- _WHAT NEEDS TO BE DONE_: Pull each line holding "dept" out of the entries below.

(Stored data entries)
---------------
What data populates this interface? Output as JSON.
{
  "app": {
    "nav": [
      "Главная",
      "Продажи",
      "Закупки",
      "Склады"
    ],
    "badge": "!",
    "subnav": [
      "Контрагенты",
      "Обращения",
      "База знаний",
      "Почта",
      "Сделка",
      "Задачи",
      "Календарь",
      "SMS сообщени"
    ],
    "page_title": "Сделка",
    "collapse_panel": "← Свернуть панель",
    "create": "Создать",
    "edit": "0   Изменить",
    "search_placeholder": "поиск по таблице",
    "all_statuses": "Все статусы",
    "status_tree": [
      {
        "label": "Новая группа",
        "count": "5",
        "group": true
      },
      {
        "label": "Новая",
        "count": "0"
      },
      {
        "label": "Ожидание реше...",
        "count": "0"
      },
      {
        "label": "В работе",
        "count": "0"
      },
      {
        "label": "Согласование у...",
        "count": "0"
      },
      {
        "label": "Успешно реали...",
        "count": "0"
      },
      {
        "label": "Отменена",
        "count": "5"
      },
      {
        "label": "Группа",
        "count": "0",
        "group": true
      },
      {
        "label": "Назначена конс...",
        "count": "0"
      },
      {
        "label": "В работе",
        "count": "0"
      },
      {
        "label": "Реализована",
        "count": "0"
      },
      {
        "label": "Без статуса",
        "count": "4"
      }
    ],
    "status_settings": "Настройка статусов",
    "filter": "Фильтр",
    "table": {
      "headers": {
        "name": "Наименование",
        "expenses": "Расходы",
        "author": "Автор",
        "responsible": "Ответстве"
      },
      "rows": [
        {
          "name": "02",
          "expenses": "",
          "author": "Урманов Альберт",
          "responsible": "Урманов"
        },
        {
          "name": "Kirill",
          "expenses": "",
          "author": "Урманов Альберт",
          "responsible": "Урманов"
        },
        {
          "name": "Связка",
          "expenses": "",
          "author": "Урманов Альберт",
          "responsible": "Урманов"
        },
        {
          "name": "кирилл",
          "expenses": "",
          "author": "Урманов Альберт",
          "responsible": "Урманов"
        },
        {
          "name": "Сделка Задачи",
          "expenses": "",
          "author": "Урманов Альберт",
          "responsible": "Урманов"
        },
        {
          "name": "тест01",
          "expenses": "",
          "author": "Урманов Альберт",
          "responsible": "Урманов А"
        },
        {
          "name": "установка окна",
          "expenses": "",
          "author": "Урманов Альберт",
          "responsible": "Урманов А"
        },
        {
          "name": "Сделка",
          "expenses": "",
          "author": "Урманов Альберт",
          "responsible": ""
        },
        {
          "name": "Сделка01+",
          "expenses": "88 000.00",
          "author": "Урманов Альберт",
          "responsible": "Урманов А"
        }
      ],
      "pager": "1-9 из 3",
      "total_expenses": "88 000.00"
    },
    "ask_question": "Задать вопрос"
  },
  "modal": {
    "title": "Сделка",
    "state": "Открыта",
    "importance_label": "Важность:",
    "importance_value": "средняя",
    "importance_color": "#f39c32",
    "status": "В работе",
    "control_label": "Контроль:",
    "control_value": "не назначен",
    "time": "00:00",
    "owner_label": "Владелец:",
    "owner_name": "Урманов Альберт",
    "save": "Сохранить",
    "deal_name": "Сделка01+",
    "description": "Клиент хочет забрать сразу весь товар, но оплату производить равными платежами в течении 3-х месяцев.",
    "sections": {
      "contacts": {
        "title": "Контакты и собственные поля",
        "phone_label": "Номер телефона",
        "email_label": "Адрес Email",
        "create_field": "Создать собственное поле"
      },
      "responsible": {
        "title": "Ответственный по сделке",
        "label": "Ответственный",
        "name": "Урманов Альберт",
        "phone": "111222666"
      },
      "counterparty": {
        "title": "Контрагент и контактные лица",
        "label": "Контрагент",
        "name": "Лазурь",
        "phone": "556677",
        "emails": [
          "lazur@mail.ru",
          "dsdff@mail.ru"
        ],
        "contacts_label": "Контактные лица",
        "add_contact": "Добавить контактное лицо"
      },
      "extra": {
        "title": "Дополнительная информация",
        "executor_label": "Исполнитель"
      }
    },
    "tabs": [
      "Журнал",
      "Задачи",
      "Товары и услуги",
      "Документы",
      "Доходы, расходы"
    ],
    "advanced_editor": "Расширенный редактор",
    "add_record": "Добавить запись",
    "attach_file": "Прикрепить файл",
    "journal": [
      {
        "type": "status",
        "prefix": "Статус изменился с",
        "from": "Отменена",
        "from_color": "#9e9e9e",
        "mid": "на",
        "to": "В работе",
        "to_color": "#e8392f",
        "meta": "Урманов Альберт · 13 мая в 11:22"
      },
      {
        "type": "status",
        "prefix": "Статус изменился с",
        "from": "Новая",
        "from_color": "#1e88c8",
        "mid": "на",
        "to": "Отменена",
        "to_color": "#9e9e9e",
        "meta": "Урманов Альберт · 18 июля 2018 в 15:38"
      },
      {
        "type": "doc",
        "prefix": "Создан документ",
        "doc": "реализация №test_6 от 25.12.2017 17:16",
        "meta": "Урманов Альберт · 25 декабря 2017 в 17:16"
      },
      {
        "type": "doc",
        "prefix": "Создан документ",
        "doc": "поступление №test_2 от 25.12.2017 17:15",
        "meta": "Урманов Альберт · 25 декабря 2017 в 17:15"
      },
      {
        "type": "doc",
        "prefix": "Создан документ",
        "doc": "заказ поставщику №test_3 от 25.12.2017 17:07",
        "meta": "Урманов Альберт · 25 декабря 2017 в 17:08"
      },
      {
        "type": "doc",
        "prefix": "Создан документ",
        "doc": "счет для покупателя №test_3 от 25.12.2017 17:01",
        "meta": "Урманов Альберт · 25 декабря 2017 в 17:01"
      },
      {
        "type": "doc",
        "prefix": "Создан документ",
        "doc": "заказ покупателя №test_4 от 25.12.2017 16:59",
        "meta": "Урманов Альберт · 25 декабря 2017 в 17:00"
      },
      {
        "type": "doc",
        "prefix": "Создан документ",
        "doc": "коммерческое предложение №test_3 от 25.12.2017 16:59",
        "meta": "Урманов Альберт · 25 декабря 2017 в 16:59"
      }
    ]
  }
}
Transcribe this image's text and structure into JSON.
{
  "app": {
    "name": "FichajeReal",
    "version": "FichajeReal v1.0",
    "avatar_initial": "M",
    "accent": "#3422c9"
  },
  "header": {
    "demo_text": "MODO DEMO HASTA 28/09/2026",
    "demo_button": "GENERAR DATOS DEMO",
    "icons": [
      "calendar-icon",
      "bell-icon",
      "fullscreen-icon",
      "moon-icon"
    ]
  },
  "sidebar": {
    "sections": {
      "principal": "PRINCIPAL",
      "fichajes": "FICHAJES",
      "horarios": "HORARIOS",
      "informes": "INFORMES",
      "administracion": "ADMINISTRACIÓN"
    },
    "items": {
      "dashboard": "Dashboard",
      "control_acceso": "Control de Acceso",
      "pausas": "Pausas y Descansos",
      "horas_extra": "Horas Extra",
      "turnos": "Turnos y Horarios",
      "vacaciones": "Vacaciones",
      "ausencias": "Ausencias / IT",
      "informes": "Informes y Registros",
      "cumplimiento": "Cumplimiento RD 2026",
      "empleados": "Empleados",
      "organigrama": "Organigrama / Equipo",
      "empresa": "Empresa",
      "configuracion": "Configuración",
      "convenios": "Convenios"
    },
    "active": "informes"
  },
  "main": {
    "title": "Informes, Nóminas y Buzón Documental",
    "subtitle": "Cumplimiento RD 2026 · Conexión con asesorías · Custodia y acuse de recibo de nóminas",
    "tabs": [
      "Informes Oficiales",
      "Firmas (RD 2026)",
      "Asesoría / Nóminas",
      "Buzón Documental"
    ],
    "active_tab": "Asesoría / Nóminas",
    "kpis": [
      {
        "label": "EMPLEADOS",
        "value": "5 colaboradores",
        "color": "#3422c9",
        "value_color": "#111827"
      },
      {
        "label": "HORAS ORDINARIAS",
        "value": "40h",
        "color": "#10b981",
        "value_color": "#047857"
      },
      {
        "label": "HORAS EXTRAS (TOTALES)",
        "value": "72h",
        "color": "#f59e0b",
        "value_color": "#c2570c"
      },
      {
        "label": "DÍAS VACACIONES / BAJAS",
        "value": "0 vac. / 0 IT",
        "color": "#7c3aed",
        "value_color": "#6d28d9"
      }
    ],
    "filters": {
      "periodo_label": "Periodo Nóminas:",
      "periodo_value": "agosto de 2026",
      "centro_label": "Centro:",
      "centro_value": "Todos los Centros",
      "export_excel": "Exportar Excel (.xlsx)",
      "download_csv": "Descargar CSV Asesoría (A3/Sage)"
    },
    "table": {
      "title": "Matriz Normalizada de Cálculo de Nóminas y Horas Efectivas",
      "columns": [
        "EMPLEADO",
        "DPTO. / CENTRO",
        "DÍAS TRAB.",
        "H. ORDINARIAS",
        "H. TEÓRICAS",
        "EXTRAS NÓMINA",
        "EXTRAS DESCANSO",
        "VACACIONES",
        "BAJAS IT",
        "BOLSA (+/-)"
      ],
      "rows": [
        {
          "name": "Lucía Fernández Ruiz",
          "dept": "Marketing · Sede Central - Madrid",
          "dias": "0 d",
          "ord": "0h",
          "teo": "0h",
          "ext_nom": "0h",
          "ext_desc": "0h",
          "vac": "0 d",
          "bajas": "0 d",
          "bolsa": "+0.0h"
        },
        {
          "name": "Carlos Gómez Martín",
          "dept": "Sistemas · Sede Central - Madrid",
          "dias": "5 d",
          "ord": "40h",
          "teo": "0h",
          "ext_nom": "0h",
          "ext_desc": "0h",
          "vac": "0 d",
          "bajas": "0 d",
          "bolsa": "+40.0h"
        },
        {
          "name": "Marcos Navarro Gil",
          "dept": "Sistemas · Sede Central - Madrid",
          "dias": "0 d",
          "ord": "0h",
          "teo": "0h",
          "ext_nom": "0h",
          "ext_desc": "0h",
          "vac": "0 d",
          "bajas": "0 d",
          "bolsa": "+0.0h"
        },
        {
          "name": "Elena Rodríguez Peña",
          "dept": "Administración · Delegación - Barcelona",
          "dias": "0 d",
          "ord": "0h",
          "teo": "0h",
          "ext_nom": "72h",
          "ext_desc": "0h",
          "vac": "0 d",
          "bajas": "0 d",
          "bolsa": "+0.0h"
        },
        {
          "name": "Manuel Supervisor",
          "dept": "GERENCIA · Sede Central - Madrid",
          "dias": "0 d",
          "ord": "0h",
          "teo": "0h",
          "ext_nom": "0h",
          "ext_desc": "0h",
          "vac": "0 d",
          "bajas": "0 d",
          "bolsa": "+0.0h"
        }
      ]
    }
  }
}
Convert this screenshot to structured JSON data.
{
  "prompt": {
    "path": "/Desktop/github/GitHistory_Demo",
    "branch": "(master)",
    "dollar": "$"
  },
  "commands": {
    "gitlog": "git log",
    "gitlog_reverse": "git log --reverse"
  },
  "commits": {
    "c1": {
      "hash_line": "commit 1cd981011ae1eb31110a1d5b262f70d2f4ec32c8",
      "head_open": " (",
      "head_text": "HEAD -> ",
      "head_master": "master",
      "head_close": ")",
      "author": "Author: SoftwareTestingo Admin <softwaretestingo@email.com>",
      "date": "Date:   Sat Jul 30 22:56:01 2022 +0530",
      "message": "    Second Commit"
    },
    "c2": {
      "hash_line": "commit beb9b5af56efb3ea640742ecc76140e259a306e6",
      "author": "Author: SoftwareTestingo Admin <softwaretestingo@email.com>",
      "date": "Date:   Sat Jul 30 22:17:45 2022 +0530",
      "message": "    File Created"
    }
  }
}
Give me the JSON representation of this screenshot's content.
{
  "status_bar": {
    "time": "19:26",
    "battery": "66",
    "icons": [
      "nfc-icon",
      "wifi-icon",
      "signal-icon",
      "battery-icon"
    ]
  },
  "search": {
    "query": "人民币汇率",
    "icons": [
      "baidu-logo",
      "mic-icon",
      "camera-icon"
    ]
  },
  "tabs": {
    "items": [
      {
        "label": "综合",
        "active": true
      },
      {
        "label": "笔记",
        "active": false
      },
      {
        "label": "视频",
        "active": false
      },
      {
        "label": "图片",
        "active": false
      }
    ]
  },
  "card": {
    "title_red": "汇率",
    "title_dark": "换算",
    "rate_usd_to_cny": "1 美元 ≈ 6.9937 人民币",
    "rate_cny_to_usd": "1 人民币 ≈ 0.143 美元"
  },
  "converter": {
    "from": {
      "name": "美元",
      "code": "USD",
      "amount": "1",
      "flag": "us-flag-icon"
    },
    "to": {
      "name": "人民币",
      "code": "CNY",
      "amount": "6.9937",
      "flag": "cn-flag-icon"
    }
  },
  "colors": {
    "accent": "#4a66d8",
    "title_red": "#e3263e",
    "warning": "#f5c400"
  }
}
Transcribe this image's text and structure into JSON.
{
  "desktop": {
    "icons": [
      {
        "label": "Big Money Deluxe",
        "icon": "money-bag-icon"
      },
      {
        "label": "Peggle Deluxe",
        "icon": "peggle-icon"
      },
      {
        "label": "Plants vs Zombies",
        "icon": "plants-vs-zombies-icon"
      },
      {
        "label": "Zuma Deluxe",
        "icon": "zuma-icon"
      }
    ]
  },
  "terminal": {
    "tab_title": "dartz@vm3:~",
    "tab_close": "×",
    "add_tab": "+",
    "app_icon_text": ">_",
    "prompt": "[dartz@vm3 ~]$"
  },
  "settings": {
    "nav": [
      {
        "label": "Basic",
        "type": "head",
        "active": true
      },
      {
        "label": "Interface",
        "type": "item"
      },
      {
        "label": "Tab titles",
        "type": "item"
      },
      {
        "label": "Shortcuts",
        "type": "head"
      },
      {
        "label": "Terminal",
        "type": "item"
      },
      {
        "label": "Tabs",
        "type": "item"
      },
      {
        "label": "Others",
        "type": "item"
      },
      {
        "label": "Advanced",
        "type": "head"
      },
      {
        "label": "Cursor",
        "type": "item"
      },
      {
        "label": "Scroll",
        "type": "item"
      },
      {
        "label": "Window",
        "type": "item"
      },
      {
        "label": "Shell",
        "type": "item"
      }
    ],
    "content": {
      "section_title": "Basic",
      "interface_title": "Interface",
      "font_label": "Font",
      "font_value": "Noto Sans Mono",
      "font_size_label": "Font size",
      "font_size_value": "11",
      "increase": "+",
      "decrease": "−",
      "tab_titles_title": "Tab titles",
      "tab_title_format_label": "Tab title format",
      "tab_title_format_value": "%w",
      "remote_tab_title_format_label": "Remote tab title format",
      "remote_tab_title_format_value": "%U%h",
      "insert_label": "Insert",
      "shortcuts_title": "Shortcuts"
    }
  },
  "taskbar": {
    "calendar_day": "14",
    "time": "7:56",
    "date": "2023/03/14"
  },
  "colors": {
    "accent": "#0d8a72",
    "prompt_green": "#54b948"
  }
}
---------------
- _ANSWER FOR THIS EXERCISE_:
          "dept": "Marketing · Sede Central - Madrid",
          "dept": "Sistemas · Sede Central - Madrid",
          "dept": "Sistemas · Sede Central - Madrid",
          "dept": "Administración · Delegación - Barcelona",
          "dept": "GERENCIA · Sede Central - Madrid",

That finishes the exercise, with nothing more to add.